**Available data**.
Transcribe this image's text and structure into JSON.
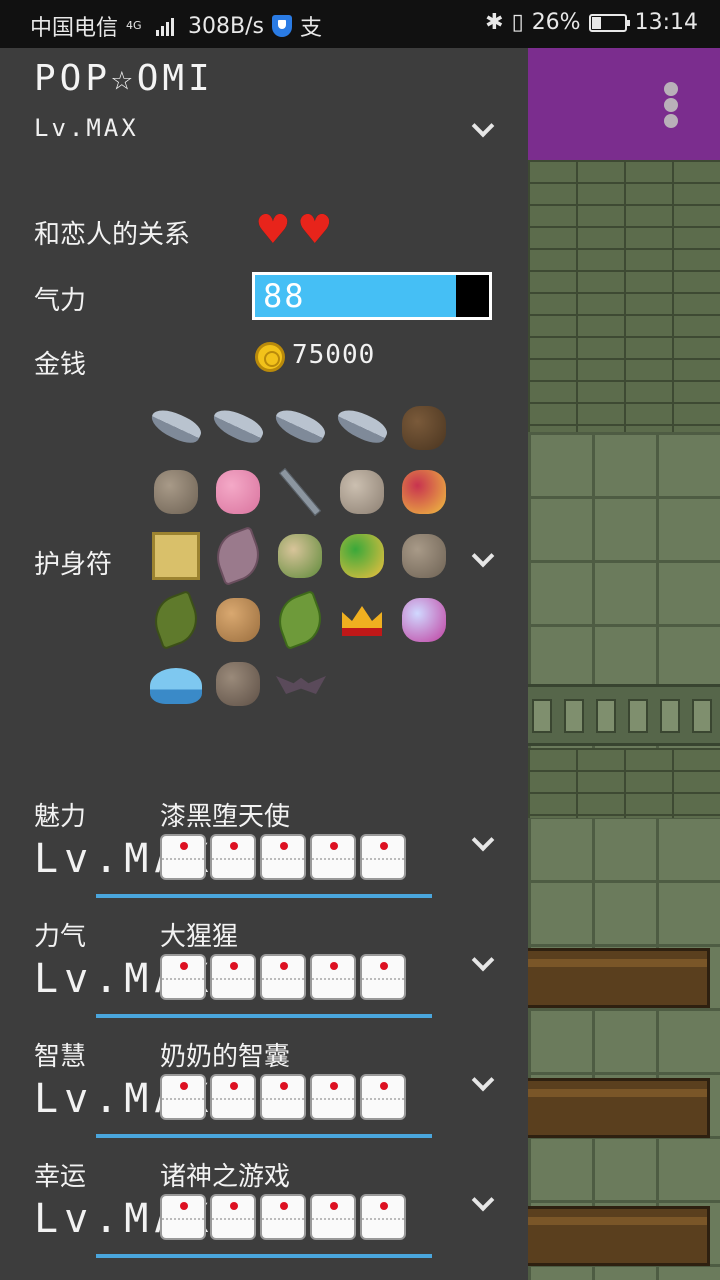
{
  "status_bar": {
    "carrier": "中国电信",
    "network": "4G",
    "speed": "308B/s",
    "app_badge": "支",
    "battery": "26%",
    "time": "13:14"
  },
  "header": {
    "name": "POP☆OMI",
    "level": "Lv.MAX"
  },
  "relationship": {
    "label": "和恋人的关系",
    "hearts": 2
  },
  "energy": {
    "label": "气力",
    "value": "88",
    "fill_fraction": 0.86
  },
  "money": {
    "label": "金钱",
    "value": "75000"
  },
  "amulets": {
    "label": "护身符",
    "items": [
      "fish-icon",
      "fish-icon",
      "fish-icon",
      "fish-icon",
      "branch-icon",
      "clam-icon",
      "bear-doll-icon",
      "sword-icon",
      "fossil-icon",
      "jewel-box-icon",
      "golden-tablet-icon",
      "leaf-icon",
      "radish-icon",
      "winged-gem-icon",
      "clam-icon",
      "herb-icon",
      "figurine-icon",
      "green-leaf-icon",
      "crown-icon",
      "tiara-icon",
      "whale-icon",
      "clay-doll-icon",
      "bat-icon"
    ]
  },
  "stats": [
    {
      "category": "魅力",
      "title": "漆黑堕天使",
      "level": "Lv.MAX"
    },
    {
      "category": "力气",
      "title": "大猩猩",
      "level": "Lv.MAX"
    },
    {
      "category": "智慧",
      "title": "奶奶的智囊",
      "level": "Lv.MAX"
    },
    {
      "category": "幸运",
      "title": "诸神之游戏",
      "level": "Lv.MAX"
    }
  ],
  "colors": {
    "panel": "#3d3d3d",
    "energy_bar": "#45bff5",
    "underline": "#4aa6dd",
    "game_header": "#7b2d8e"
  }
}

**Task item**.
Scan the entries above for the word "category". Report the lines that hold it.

**Task response**.
      "category": "魅力",
      "category": "力气",
      "category": "智慧",
      "category": "幸运",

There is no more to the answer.